§ MATERIAL PROVIDED:
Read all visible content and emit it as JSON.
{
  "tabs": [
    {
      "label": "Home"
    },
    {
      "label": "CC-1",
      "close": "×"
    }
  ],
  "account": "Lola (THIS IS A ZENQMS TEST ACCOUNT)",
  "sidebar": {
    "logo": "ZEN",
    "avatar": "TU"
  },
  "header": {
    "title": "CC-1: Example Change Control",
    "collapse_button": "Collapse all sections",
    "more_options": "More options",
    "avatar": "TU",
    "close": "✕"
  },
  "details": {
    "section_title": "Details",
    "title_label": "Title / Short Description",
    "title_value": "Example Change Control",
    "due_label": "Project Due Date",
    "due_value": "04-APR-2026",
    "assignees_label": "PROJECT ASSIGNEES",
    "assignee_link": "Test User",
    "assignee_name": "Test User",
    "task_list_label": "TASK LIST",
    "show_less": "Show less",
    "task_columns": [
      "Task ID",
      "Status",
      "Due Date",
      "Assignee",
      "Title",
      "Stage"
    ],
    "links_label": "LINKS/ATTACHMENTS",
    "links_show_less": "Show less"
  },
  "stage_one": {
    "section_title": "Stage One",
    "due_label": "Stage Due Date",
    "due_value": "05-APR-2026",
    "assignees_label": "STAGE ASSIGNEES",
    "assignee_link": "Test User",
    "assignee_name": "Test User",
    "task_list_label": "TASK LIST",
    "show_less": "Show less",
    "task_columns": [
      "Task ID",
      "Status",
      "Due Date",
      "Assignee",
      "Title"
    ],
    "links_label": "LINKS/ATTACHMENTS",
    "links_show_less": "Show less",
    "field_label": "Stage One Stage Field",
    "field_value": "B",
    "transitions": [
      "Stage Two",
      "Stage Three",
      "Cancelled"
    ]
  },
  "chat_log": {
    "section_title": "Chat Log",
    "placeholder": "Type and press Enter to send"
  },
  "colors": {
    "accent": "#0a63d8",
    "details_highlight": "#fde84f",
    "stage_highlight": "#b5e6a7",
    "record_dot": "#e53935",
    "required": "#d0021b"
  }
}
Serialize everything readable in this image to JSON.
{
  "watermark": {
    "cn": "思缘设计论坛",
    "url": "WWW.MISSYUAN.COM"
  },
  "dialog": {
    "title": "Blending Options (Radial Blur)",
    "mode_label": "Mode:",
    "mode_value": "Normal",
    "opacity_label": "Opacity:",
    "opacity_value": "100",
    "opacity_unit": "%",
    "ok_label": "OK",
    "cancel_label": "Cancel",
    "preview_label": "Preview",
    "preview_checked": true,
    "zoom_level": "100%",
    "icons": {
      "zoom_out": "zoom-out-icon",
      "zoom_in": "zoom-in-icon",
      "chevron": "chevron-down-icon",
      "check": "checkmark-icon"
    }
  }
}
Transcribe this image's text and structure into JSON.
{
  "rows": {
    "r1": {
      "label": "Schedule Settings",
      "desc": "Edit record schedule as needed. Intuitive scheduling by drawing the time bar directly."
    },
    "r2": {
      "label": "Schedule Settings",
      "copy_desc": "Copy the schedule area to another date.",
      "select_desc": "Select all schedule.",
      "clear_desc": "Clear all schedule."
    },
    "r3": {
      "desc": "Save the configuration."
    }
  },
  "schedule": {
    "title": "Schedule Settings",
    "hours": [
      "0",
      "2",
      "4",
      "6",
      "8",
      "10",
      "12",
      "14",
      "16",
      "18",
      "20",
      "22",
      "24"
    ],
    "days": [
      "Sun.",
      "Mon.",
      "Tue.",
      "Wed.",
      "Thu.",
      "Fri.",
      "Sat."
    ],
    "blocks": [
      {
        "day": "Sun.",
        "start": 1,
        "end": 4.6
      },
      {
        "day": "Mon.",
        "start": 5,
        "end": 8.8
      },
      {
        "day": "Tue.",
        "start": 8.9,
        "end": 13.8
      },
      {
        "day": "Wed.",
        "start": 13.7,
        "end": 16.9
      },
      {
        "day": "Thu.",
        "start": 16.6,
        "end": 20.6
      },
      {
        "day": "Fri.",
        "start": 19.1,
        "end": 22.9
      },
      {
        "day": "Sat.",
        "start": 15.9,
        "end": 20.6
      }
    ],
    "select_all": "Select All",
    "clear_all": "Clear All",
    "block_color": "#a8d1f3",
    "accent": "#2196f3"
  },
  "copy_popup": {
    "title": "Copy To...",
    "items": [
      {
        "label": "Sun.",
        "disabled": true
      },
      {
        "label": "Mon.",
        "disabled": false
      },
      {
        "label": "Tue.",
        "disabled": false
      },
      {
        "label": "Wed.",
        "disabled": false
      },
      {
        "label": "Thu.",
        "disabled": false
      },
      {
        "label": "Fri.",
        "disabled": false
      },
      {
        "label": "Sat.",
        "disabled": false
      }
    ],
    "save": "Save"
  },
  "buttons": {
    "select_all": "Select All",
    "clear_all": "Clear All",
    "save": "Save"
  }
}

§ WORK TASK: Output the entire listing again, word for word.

§ RESULT OF THE TASK:
Read all visible content and emit it as JSON.
{
  "tabs": [
    {
      "label": "Home"
    },
    {
      "label": "CC-1",
      "close": "×"
    }
  ],
  "account": "Lola (THIS IS A ZENQMS TEST ACCOUNT)",
  "sidebar": {
    "logo": "ZEN",
    "avatar": "TU"
  },
  "header": {
    "title": "CC-1: Example Change Control",
    "collapse_button": "Collapse all sections",
    "more_options": "More options",
    "avatar": "TU",
    "close": "✕"
  },
  "details": {
    "section_title": "Details",
    "title_label": "Title / Short Description",
    "title_value": "Example Change Control",
    "due_label": "Project Due Date",
    "due_value": "04-APR-2026",
    "assignees_label": "PROJECT ASSIGNEES",
    "assignee_link": "Test User",
    "assignee_name": "Test User",
    "task_list_label": "TASK LIST",
    "show_less": "Show less",
    "task_columns": [
      "Task ID",
      "Status",
      "Due Date",
      "Assignee",
      "Title",
      "Stage"
    ],
    "links_label": "LINKS/ATTACHMENTS",
    "links_show_less": "Show less"
  },
  "stage_one": {
    "section_title": "Stage One",
    "due_label": "Stage Due Date",
    "due_value": "05-APR-2026",
    "assignees_label": "STAGE ASSIGNEES",
    "assignee_link": "Test User",
    "assignee_name": "Test User",
    "task_list_label": "TASK LIST",
    "show_less": "Show less",
    "task_columns": [
      "Task ID",
      "Status",
      "Due Date",
      "Assignee",
      "Title"
    ],
    "links_label": "LINKS/ATTACHMENTS",
    "links_show_less": "Show less",
    "field_label": "Stage One Stage Field",
    "field_value": "B",
    "transitions": [
      "Stage Two",
      "Stage Three",
      "Cancelled"
    ]
  },
  "chat_log": {
    "section_title": "Chat Log",
    "placeholder": "Type and press Enter to send"
  },
  "colors": {
    "accent": "#0a63d8",
    "details_highlight": "#fde84f",
    "stage_highlight": "#b5e6a7",
    "record_dot": "#e53935",
    "required": "#d0021b"
  }
}
Serialize everything readable in this image to JSON.
{
  "watermark": {
    "cn": "思缘设计论坛",
    "url": "WWW.MISSYUAN.COM"
  },
  "dialog": {
    "title": "Blending Options (Radial Blur)",
    "mode_label": "Mode:",
    "mode_value": "Normal",
    "opacity_label": "Opacity:",
    "opacity_value": "100",
    "opacity_unit": "%",
    "ok_label": "OK",
    "cancel_label": "Cancel",
    "preview_label": "Preview",
    "preview_checked": true,
    "zoom_level": "100%",
    "icons": {
      "zoom_out": "zoom-out-icon",
      "zoom_in": "zoom-in-icon",
      "chevron": "chevron-down-icon",
      "check": "checkmark-icon"
    }
  }
}
Transcribe this image's text and structure into JSON.
{
  "rows": {
    "r1": {
      "label": "Schedule Settings",
      "desc": "Edit record schedule as needed. Intuitive scheduling by drawing the time bar directly."
    },
    "r2": {
      "label": "Schedule Settings",
      "copy_desc": "Copy the schedule area to another date.",
      "select_desc": "Select all schedule.",
      "clear_desc": "Clear all schedule."
    },
    "r3": {
      "desc": "Save the configuration."
    }
  },
  "schedule": {
    "title": "Schedule Settings",
    "hours": [
      "0",
      "2",
      "4",
      "6",
      "8",
      "10",
      "12",
      "14",
      "16",
      "18",
      "20",
      "22",
      "24"
    ],
    "days": [
      "Sun.",
      "Mon.",
      "Tue.",
      "Wed.",
      "Thu.",
      "Fri.",
      "Sat."
    ],
    "blocks": [
      {
        "day": "Sun.",
        "start": 1,
        "end": 4.6
      },
      {
        "day": "Mon.",
        "start": 5,
        "end": 8.8
      },
      {
        "day": "Tue.",
        "start": 8.9,
        "end": 13.8
      },
      {
        "day": "Wed.",
        "start": 13.7,
        "end": 16.9
      },
      {
        "day": "Thu.",
        "start": 16.6,
        "end": 20.6
      },
      {
        "day": "Fri.",
        "start": 19.1,
        "end": 22.9
      },
      {
        "day": "Sat.",
        "start": 15.9,
        "end": 20.6
      }
    ],
    "select_all": "Select All",
    "clear_all": "Clear All",
    "block_color": "#a8d1f3",
    "accent": "#2196f3"
  },
  "copy_popup": {
    "title": "Copy To...",
    "items": [
      {
        "label": "Sun.",
        "disabled": true
      },
      {
        "label": "Mon.",
        "disabled": false
      },
      {
        "label": "Tue.",
        "disabled": false
      },
      {
        "label": "Wed.",
        "disabled": false
      },
      {
        "label": "Thu.",
        "disabled": false
      },
      {
        "label": "Fri.",
        "disabled": false
      },
      {
        "label": "Sat.",
        "disabled": false
      }
    ],
    "save": "Save"
  },
  "buttons": {
    "select_all": "Select All",
    "clear_all": "Clear All",
    "save": "Save"
  }
}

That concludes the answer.